- [TRY IT]: Each line containing the string "categories" should be copied out of the entries.

Element data from apps and pages:
..............................
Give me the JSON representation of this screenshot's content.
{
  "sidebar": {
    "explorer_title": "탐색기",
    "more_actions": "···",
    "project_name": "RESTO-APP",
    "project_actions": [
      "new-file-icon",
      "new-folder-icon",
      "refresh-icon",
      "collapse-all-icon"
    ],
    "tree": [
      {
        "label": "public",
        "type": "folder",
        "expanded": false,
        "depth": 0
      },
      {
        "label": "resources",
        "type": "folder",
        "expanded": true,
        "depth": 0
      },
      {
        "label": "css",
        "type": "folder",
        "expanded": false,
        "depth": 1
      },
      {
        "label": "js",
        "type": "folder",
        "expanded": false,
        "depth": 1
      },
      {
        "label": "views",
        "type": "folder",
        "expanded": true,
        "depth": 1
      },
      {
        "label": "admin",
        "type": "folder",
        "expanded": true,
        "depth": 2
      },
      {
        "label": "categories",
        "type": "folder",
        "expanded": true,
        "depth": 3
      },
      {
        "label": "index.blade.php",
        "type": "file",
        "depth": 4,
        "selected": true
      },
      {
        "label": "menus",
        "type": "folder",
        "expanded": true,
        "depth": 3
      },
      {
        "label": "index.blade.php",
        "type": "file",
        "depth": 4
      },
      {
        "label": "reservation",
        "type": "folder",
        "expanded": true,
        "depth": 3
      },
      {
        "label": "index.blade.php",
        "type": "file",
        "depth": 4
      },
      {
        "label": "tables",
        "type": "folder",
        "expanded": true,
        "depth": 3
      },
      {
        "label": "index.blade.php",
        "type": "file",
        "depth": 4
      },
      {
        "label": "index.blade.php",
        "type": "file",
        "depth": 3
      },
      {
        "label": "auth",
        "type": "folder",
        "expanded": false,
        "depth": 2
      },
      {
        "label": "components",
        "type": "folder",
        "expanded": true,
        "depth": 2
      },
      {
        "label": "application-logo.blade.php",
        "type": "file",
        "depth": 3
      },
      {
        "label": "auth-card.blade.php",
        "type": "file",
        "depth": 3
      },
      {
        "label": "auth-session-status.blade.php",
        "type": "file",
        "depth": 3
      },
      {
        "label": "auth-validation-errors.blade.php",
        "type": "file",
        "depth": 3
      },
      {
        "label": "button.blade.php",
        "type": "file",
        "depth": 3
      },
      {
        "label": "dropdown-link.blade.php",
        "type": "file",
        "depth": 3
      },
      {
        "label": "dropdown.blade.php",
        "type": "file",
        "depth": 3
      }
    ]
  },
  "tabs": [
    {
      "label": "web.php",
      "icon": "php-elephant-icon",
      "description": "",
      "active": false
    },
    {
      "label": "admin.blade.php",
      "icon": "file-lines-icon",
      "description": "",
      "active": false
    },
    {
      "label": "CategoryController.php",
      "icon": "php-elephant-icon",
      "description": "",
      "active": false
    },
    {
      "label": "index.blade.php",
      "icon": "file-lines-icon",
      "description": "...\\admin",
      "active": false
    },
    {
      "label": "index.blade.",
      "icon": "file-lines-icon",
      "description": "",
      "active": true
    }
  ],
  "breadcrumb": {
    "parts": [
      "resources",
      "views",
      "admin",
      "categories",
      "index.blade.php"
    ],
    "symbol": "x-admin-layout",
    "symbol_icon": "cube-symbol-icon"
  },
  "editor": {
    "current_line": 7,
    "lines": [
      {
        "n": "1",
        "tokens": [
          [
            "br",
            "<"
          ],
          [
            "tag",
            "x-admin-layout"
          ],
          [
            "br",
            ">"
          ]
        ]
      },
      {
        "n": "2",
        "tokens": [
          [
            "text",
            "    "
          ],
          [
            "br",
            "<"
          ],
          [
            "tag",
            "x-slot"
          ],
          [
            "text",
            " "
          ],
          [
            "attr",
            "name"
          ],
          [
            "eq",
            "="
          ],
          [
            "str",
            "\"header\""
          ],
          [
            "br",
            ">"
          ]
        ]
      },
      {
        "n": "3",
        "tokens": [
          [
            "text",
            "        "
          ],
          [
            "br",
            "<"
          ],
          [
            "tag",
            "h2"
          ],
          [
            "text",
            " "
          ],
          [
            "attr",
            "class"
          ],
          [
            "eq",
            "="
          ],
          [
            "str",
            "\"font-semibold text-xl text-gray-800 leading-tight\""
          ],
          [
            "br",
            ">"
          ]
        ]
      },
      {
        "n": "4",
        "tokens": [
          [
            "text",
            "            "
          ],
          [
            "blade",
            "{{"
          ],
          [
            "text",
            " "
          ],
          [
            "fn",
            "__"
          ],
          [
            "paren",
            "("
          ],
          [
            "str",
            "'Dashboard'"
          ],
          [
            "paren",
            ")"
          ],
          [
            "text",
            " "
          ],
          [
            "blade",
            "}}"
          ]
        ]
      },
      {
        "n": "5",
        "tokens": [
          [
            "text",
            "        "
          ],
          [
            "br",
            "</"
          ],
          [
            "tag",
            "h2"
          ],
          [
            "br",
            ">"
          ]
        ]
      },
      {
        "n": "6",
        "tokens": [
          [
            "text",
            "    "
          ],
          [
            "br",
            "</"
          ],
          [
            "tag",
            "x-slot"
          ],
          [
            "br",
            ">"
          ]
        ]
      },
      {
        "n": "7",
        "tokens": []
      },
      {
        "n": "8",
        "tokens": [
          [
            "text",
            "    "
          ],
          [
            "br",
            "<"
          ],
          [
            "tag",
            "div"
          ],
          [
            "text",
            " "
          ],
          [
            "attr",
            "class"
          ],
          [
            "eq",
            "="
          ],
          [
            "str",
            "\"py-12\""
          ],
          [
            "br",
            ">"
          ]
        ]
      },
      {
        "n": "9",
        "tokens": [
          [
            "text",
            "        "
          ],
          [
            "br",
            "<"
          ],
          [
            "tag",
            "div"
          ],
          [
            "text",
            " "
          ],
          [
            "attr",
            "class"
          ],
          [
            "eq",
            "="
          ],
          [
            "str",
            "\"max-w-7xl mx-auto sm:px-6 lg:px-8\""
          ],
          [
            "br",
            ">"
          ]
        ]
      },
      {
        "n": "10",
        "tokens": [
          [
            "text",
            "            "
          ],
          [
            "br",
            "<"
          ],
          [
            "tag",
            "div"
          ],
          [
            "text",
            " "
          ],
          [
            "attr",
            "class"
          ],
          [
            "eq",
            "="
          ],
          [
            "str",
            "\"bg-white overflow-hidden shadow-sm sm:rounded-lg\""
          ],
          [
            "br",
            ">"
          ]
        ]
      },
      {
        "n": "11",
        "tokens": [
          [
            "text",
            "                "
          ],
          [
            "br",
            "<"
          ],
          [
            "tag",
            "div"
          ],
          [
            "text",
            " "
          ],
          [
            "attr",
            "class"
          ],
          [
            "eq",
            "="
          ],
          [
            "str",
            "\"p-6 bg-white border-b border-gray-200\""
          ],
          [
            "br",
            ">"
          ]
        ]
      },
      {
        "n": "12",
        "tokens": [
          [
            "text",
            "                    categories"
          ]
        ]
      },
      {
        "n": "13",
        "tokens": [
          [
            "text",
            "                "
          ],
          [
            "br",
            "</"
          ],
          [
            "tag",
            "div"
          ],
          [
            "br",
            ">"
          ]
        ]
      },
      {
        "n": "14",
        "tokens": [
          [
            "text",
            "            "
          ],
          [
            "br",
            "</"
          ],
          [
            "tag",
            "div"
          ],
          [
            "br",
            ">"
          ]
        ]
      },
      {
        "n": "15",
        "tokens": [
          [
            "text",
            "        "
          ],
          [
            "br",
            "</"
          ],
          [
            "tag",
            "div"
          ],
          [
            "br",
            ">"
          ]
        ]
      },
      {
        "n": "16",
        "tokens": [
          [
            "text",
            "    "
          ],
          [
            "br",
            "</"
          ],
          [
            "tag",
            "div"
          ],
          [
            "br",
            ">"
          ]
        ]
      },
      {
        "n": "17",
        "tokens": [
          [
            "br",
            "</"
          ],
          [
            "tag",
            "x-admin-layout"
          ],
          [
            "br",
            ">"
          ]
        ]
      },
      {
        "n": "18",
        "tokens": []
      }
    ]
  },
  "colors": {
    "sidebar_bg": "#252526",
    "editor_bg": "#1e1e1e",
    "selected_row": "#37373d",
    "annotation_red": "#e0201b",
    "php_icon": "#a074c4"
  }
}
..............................
- [EXERCISE RESULT]:
        "label": "categories",
      "categories",
            "                    categories"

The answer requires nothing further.